10405 Berlin, Germany

Burton upon Trent | United Kingdom

The man who invented clogs must have been a ...

National Brewery Centre
Horninglow Street
DE14 1NG Burton upon Trent, United Kingdom


Dornbirn | Austria

The Huber family established the Mohren ...

Mohren Brewery Museum
Mohren Biererlebniswelt
Doktor-Waebel-Strasse 2
6850 Dornbirn, Austria

Leoben | Austria

Styria is the centre of the iron trade in ...

Gösseum. Gösser Brewery Museum
Brauhausgasse 1
8700 Leoben, Austria

Salzburg | Austria

Stiegl beer is one of the symbols of the city ...

The Stiegl Brewing World
Bräuhausstrasse 9
5020 Salzburg, Austria

Bocholt | Belgium

The brewery at Bocholt, 38 km north-east of ...

Bocholt Brewery Museum
Bocholter Brouwerijmuseum
Dorpsstraat 53
3550 Bocholt, Belgium

Itterbeek (Dilbeek) | Belgium

The Mole brewery at Itterbeek was established ...

Timmermans Brewery
Brouwerij Timmermans
Kerkstraat 11
1701 Itterbeek, Belgium

Roeselare | Belgium

The Rodenbach brewery south of Roeselare is ...

Rodenbach Brewery
Brouwerij Rodenbach
Spanjestraat 131-41
88-00 Roeselare, Belgium

Romedenne | Belgium

Romedenne is a small community within the ...

Gambrinus Drivers’ Museum
Musée des Camions de Brasserie
Fontaine Saint-Pierre 2A
5600 Romedenne, Belgium

Zatec | Czech Republic

Bohemia has been famous for centuries as the ...

Hop Museum
Chmelařské Muzeum
Námĕsti Prokopa Velkého
43801 Zatec, Czech Republic

Copenhagen | Denmark

Beer is not simply beer. The huge visitor ...

Carlsberg Brewery / Carlsberg Visitors Centre
Gamle Carlsberg Vej 11
1799 Copenhagen, Denmark

Tartu | Estonia

The A. Le Coq company was started in 1807 and ...

A. Le Coq Beer Museum
Õllemuuseum A. Le Coq
Laulupeo pst 15
50050 Tartu, Estonia

Saint-Nicolas-de-Porte | France

Saint-Nicolas-de-Porte is in Lorraine, on the ...
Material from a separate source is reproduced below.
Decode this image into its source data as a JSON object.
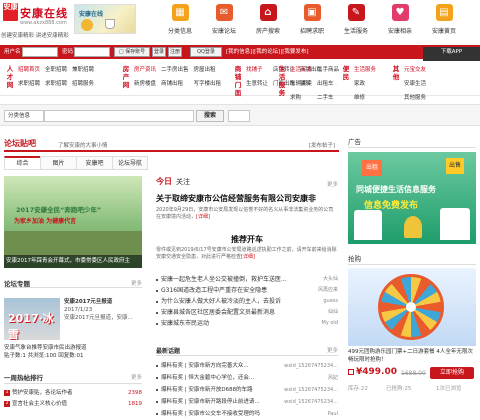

French Brewery Museum
Musée français de la Brasserie
62 Rue Charles Courtois
54210 Saint-Nicolas-de-Porte, France

Stenay | France

Stenay is an historic garrison town on the ...

Stenay Beer Museum
Musée de la Bière
17 Rue du Moulin
55700 Stenay, France

Ville-sur-Illon | France

The Grande Brasseries et Malterie Vosgienne, ...

Vosges Brewery Museum
Ecomusée vosgien de la brasserie
48 Rue de Mirecort
88270 Ville-sur-Illon, France